title = "Contextual Complexities in Implementing a Family-Based Childhood Obesity Intervention: The Perspectives of Enrolled Children and Their Parents",
abstract = "Family interventions to treat childhood obesity are widely used, but knowledge about how family dynamics are affected by these interventions is lacking. The present study aims to understand how a family intervention impacts the context of family dynamics, and how different contexts affect the families' implementation of the intervention. Based on qualitative interviews, we studied families with a child between 9-12 years enrolled in a family intervention to treat childhood obesity at a pediatric outpatient clinic. We conducted 15 family interviews including 36 family members. We found that the family intervention created a new context for the enrolled children. They had to navigate in different contexts and non-supportive environments and push for change if they needed more supportive environments in their attempt to adhere to healthy habits. We show the complexities experienced by parents and grandparents when trying to comply with siblings' and/or grandchildren's different needs. The enrolled children were often indirectly blamed if others had to refrain from unhealthy preferences to create supportive environments. These findings are significant in understanding the important role of contexts in family-obesity interventions. This knowledge is relevant to health professionals, researchers, and policymakers.",
author = "Didde Hoeeg and Ulla Christensen and Louise Lundby-Christensen and Dan Grabowski",
year = "2020",
month = dec,
day = "2",
doi = "10.3390/children7120267",
language = "English",
volume = "7",
journal = "Children",
issn = "2227-9067",
publisher = "M D P I AG",
number = "12",

}

RIS

TY - JOUR

T1 - Contextual Complexities in Implementing a Family-Based Childhood Obesity Intervention

T2 - The Perspectives of Enrolled Children and Their Parents

AU - Hoeeg, Didde

AU - Christensen, Ulla

AU - Lundby-Christensen, Louise

AU - Grabowski, Dan

PY - 2020/12/2

Y1 - 2020/12/2

N2 - Family interventions to treat childhood obesity are widely used, but knowledge about how family dynamics are affected by these interventions is lacking.

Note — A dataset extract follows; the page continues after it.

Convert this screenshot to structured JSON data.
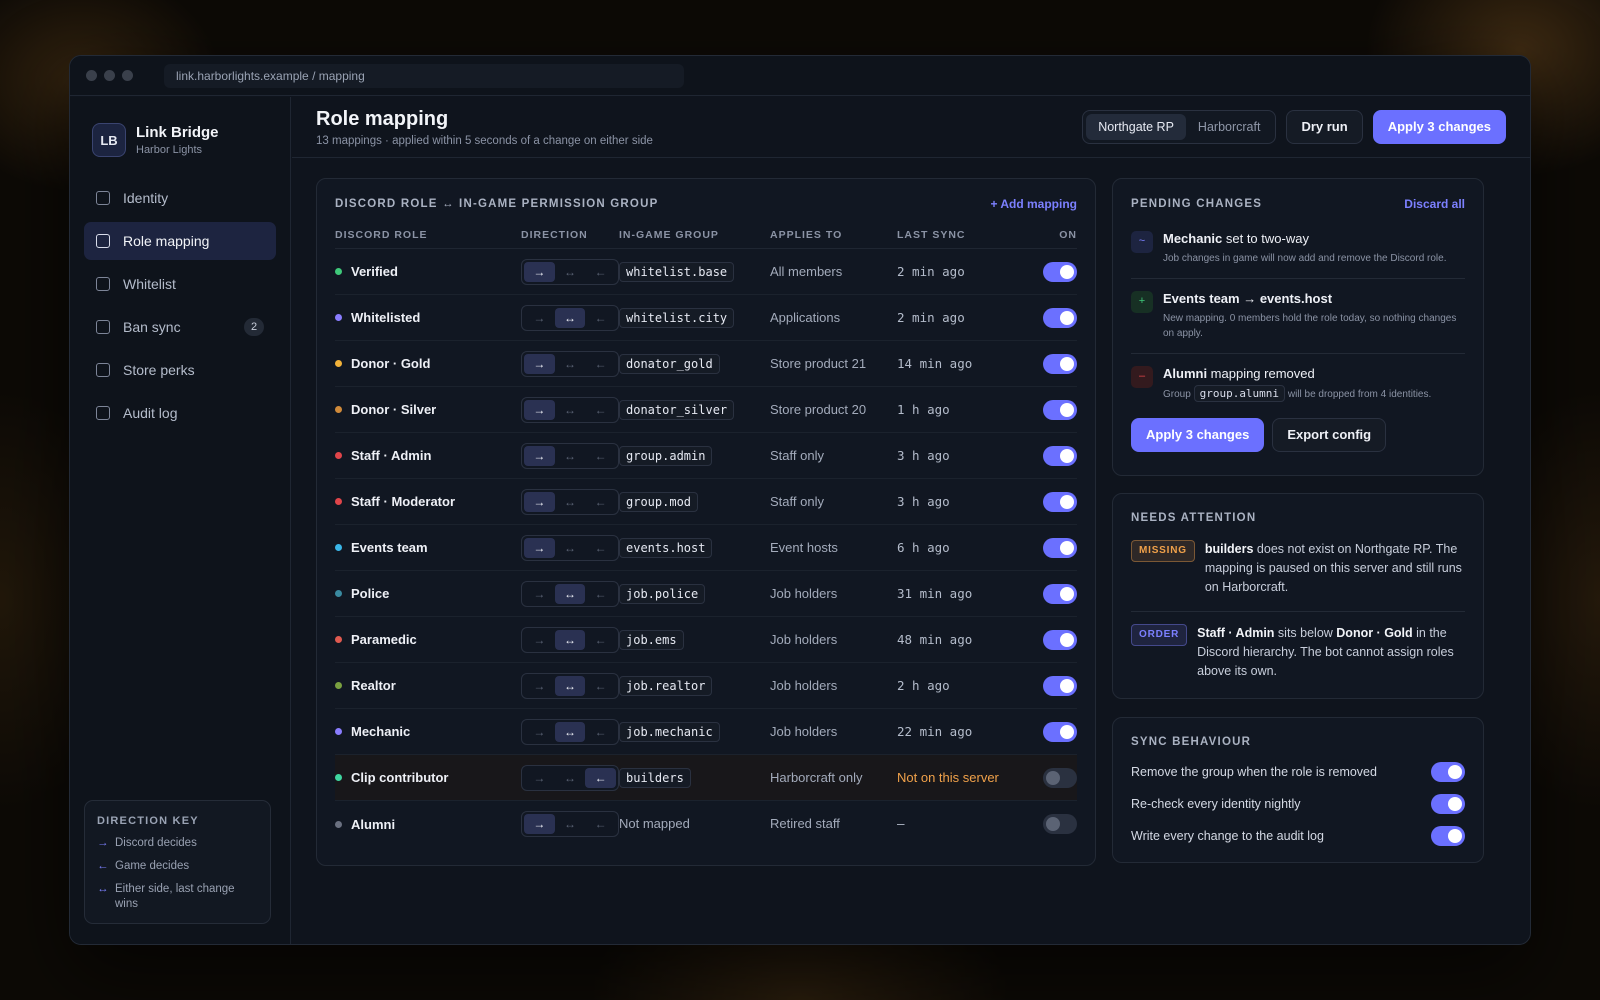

The present study aims to understand how a family intervention impacts the context of family dynamics, and how different contexts affect the families' implementation of the intervention. Based on qualitative interviews, we studied families with a child between 9-12 years enrolled in a family intervention to treat childhood obesity at a pediatric outpatient clinic. We conducted 15 family interviews including 36 family members. We found that the family intervention created a new context for the enrolled children. They had to navigate in different contexts and non-supportive environments and push for change if they needed more supportive environments in their attempt to adhere to healthy habits. We show the complexities experienced by parents and grandparents when trying to comply with siblings' and/or grandchildren's different needs. The enrolled children were often indirectly blamed if others had to refrain from unhealthy preferences to create supportive environments. These findings are significant in understanding the important role of contexts in family-obesity interventions. This knowledge is relevant to health professionals, researchers, and policymakers.

AB - Family interventions to treat childhood obesity are widely used, but knowledge about how family dynamics are affected by these interventions is lacking. The present study aims to understand how a family intervention impacts the context of family dynamics, and how different contexts affect the families' implementation of the intervention. Based on qualitative interviews, we studied families with a child between 9-12 years enrolled in a family intervention to treat childhood obesity at a pediatric outpatient clinic. We conducted 15 family interviews including 36 family members. We found that the family intervention created a new context for the enrolled children. They had to navigate in different contexts and non-supportive environments and push for change if they needed more supportive environments in their attempt to adhere to healthy habits. We show the complexities experienced by parents and grandparents when trying to comply with siblings' and/or grandchildren's different needs. The enrolled children were often indirectly blamed if others had to refrain from unhealthy preferences to create supportive environments. These findings are significant in understanding the important role of contexts in family-obesity interventions. This knowledge is relevant to health professionals, researchers, and policymakers.

U2 - 10.3390/children7120267

DO - 10.3390/children7120267

M3 - Journal article

C2 - 33276538

VL - 7

JO - Children

JF - Children

SN - 2227-9067

IS - 12

ER -

ID: 61426921